Finally, at Zero-hour, 4.20am on August 8, 1918, in a dense fog, the British launched the Battle of Amiens. Without the preparatory artillery barrage to prepare the way-- and warn the Germans-- hundreds of tanks surged forward with tens of thousands of troops. The artillery, using new techniques which didn't require “sighting in”, then opened up and managed to destroy 504 of the 530 German guns. The Germans were so surprised, their artillery didn't even reply for the first five minutes and when they did, they fired on positions that no longer held troops.
The tanks surged through the German front line and proceeded to wreak havoc in the rear. Cavalry poured through. The spearhead of Australian and Canadian troops pushed through the center so quickly and so far, they captured German staff officers at breakfast. Armored cars and planes of the Royal Air Force kept up a steady stream of fire, preventing the shocked Germans from rallying.
As the day ended, the British had pushed the Germans back an average of seven miles along a 15-mile front. German casualties for that day were estimated at 30,000 killed, wounded or captured-- 17,000 of them were taken prisoner, an unprecedented number. The British had 6,500 casualties.
Best British Day of the War
German General Ludendorff
The Battle of Amiens continued until August 12, but with nothing approaching the success of the first day, which ushered in the advent of armored, combined operations warfare and a return to the fluidity of movement on the battlefield. The Battle of Amiens became the first battle of the Hundred Days Offensive which pushed the Germans further and further back until, finally, the Armistice was signed three months later on November 11, 1918.
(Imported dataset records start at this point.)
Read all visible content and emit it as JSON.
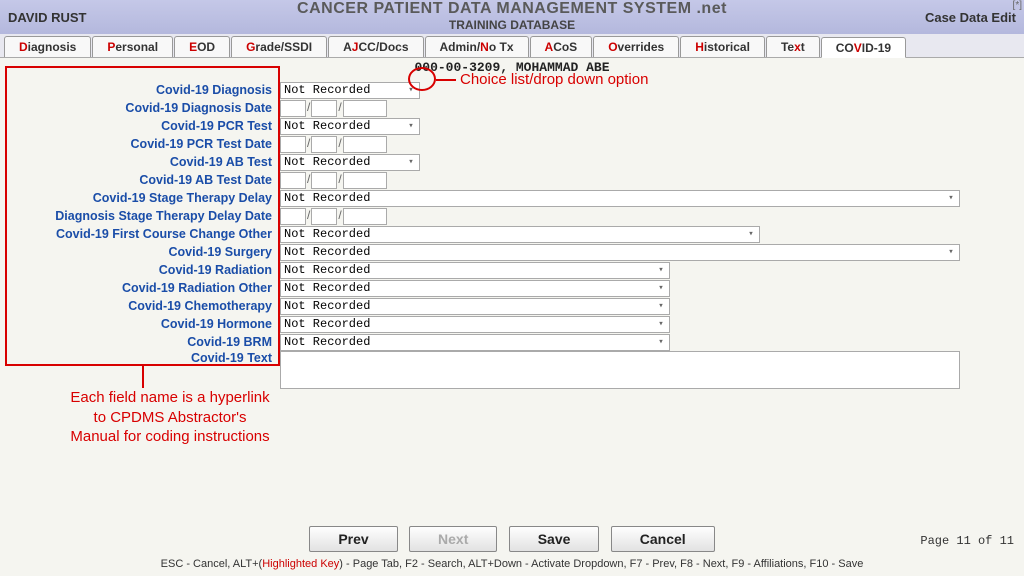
{
  "header": {
    "user": "DAVID RUST",
    "title": "CANCER PATIENT DATA MANAGEMENT SYSTEM .net",
    "subtitle": "TRAINING DATABASE",
    "right": "Case Data Edit",
    "corner": "[*]"
  },
  "tabs": [
    {
      "hl": "D",
      "rest": "iagnosis"
    },
    {
      "hl": "P",
      "rest": "ersonal"
    },
    {
      "hl": "E",
      "rest": "OD"
    },
    {
      "hl": "G",
      "rest": "rade/SSDI"
    },
    {
      "hl": "J",
      "pre": "A",
      "rest": "CC/Docs"
    },
    {
      "hl": "N",
      "pre": "Admin/",
      "rest": "o Tx"
    },
    {
      "hl": "A",
      "rest": "CoS"
    },
    {
      "hl": "O",
      "rest": "verrides"
    },
    {
      "hl": "H",
      "rest": "istorical"
    },
    {
      "hl": "x",
      "pre": "Te",
      "rest": "t"
    },
    {
      "hl": "V",
      "pre": "CO",
      "rest": "ID-19"
    }
  ],
  "patient": "000-00-3209, MOHAMMAD ABE",
  "defaults": {
    "not_recorded": "Not Recorded"
  },
  "fields": {
    "diagnosis": "Covid-19 Diagnosis",
    "diagnosis_date": "Covid-19 Diagnosis Date",
    "pcr_test": "Covid-19 PCR Test",
    "pcr_date": "Covid-19 PCR Test Date",
    "ab_test": "Covid-19 AB Test",
    "ab_date": "Covid-19 AB Test Date",
    "stage_delay": "Covid-19 Stage Therapy Delay",
    "stage_delay_date": "Diagnosis Stage Therapy Delay Date",
    "first_course": "Covid-19 First Course Change Other",
    "surgery": "Covid-19 Surgery",
    "radiation": "Covid-19 Radiation",
    "radiation_other": "Covid-19 Radiation Other",
    "chemo": "Covid-19 Chemotherapy",
    "hormone": "Covid-19 Hormone",
    "brm": "Covid-19 BRM",
    "text": "Covid-19 Text"
  },
  "annotations": {
    "dropdown": "Choice list/drop down option",
    "labels": "Each field name is a hyperlink to CPDMS Abstractor's Manual for coding instructions"
  },
  "footer": {
    "prev": "Prev",
    "next": "Next",
    "save": "Save",
    "cancel": "Cancel",
    "page": "Page 11 of 11",
    "hint_pre": "ESC - Cancel, ALT+(",
    "hint_hl": "Highlighted Key",
    "hint_post": ") - Page Tab, F2 - Search, ALT+Down - Activate Dropdown, F7 - Prev, F8 - Next, F9 - Affiliations, F10 - Save"
  }
}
Many Germans had thought the war lost before August 8, 1918, and it became more evident as the days, weeks and months passed. But it was that day that convinced the Kaiser and his leading generals that all was lost. General Ludendorff said it wasn't necessarily the astounding gains the British made that day that led him to declare it the black day of the German Army (the "Schwarzer Tag des deutschen Heeres") and give up hope. It was the reports of reinforcements going up to the line being greeted with scorn from the retreating survivors who shouted “You're prolonging the war!” and “Blacklegs!” (equivalent to “scabs” in union actions). The smell of revolution was in the air. German morale had collapsed even as British morale soared as they “got on” with the work of winning the war.
© 2012 David Hunt